WEST JORDAN, Utah -- Columbus Day is meant to commemorate when Christopher Columbus landed in the New World in October of 1492.
But the holiday has stirred up debate in the past.
While known for his discovery, Columbus is also recognized for establishing a route between Europe and the Americas, which led to slavery and colonization.
On Monday, an unnamed Utah District Court employee pointed out the controversy in the holiday, with a voicemail recording that some didn’t find so funny.
If you called the jury duty line for the 3rd District court of West Jordan, a recording explained, “In honor of Christopher Columbus, the founder of the Trans-Atlantic Slave Trade, court will be closed on Monday, the 13th of October.”
A spokeswoman for the Utah State Courts said the court executive for the district was notified of the message Tuesday morning, and it is believed that an employee was acting on their own volition when they left it.
“The matter is being investigated and appropriate action will be taken. We apologize to those who may have been offended by the message and assure the public it does not represent how the court does business,” said court communications director, Nancy Volmer.
But the message got a different response from one member of Utah’s Native American community.

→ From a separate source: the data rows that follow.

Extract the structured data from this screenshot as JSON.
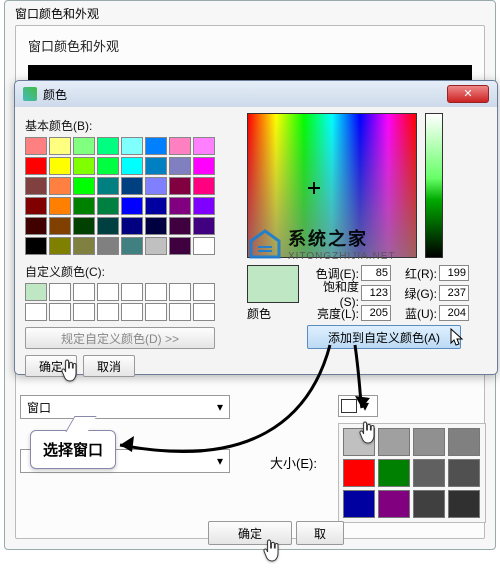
{
  "outerWindow": {
    "title_blur": "窗口颜色和外观",
    "header": "窗口颜色和外观"
  },
  "colorDialog": {
    "title": "颜色",
    "close": "✕",
    "basic_label": "基本颜色(B):",
    "custom_label": "自定义颜色(C):",
    "define_btn": "规定自定义颜色(D) >>",
    "ok": "确定",
    "cancel": "取消",
    "preview_label": "颜色",
    "hue_k": "色调(E):",
    "hue_v": "85",
    "sat_k": "饱和度(S):",
    "sat_v": "123",
    "lum_k": "亮度(L):",
    "lum_v": "205",
    "red_k": "红(R):",
    "red_v": "199",
    "green_k": "绿(G):",
    "green_v": "237",
    "blue_k": "蓝(U):",
    "blue_v": "204",
    "add_btn": "添加到自定义颜色(A)",
    "basic_colors": [
      "#ff8080",
      "#ffff80",
      "#80ff80",
      "#00ff80",
      "#80ffff",
      "#0080ff",
      "#ff80c0",
      "#ff80ff",
      "#ff0000",
      "#ffff00",
      "#80ff00",
      "#00ff40",
      "#00ffff",
      "#0080c0",
      "#8080c0",
      "#ff00ff",
      "#804040",
      "#ff8040",
      "#00ff00",
      "#008080",
      "#004080",
      "#8080ff",
      "#800040",
      "#ff0080",
      "#800000",
      "#ff8000",
      "#008000",
      "#008040",
      "#0000ff",
      "#0000a0",
      "#800080",
      "#8000ff",
      "#400000",
      "#804000",
      "#004000",
      "#004040",
      "#000080",
      "#000040",
      "#400040",
      "#400080",
      "#000000",
      "#808000",
      "#808040",
      "#808080",
      "#408080",
      "#c0c0c0",
      "#400040",
      "#ffffff"
    ],
    "custom_first": "#bfe7c4"
  },
  "bottom": {
    "item_label": "窗口",
    "size_label": "大小(E):",
    "ok": "确定",
    "cancel_partial": "取"
  },
  "miniPalette": [
    "#c0c0c0",
    "#a0a0a0",
    "#909090",
    "#808080",
    "#ff0000",
    "#008000",
    "#606060",
    "#505050",
    "#0000a0",
    "#800080",
    "#404040",
    "#303030"
  ],
  "callout": "选择窗口",
  "watermark": {
    "brand": "系统之家",
    "url": "XITONGZHIJIA.NET"
  }
}
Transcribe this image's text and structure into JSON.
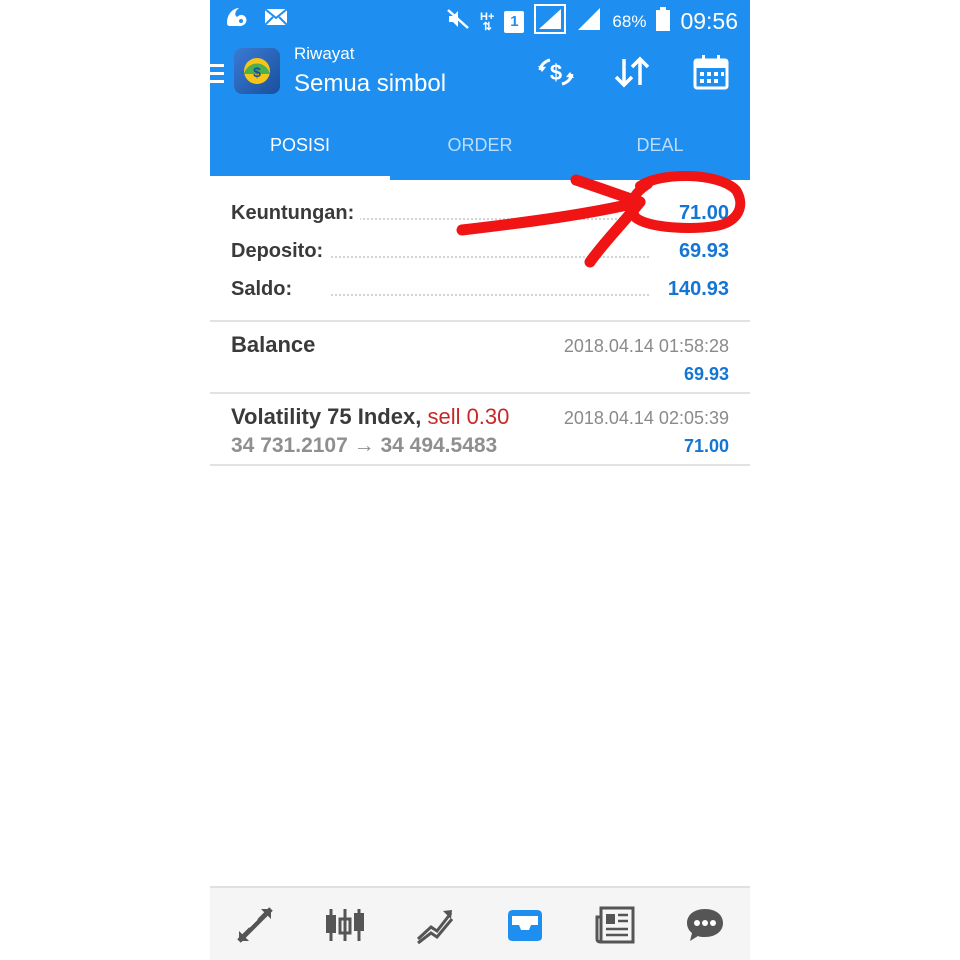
{
  "status": {
    "battery": "68%",
    "time": "09:56",
    "sim_badge": "1",
    "network": "H+"
  },
  "header": {
    "subtitle": "Riwayat",
    "title": "Semua simbol"
  },
  "tabs": [
    {
      "label": "POSISI",
      "active": true
    },
    {
      "label": "ORDER",
      "active": false
    },
    {
      "label": "DEAL",
      "active": false
    }
  ],
  "summary": [
    {
      "label": "Keuntungan:",
      "value": "71.00"
    },
    {
      "label": "Deposito:",
      "value": "69.93"
    },
    {
      "label": "Saldo:",
      "value": "140.93"
    }
  ],
  "history": [
    {
      "name": "Balance",
      "side": "",
      "prices": "",
      "date": "2018.04.14 01:58:28",
      "amount": "69.93"
    },
    {
      "name": "Volatility 75 Index,",
      "side": "sell 0.30",
      "prices": "34 731.2107 → 34 494.5483",
      "date": "2018.04.14 02:05:39",
      "amount": "71.00"
    }
  ],
  "colors": {
    "accent": "#1e8ff0",
    "value_blue": "#1476d4",
    "sell_red": "#c62828",
    "annotation_red": "#f01414"
  },
  "icons": {
    "actions": [
      "currency-exchange-icon",
      "sort-icon",
      "calendar-icon"
    ],
    "nav": [
      "trade-icon",
      "chart-icon",
      "trend-icon",
      "history-icon",
      "news-icon",
      "chat-icon"
    ]
  }
}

“I would add to it not only the Trans-Atlantic Slave Trade, but also the slave trade here in America,” said Lamar Spotted Elk, vice principal at Jackson Elementary School in Rose Park.
As a member of the Northern Cheyenne Tribe, for him, the holiday does not accurately convey the day’s controversial past to students in the future.
“I think there is a cognitive dissonance that occurs in our society when we heroify him, when we have a celebration,” said Spotted Elk. “In America, where a big value is justice and truth, and when we don’t consider what Columbus has done and we don’t consider the impact and the actual actions that he did, I think it does a big disservice not only to our students and our schools, but also to the public.”
While Volmer said West Jordan’s line was the only one with such a message, Spotted Elk believes it’s an important message for people to hear.
“I think it provides a good context to talk about something,” he said. “I think there’s some validation and some affirmation for American Indians to hear someone understand.”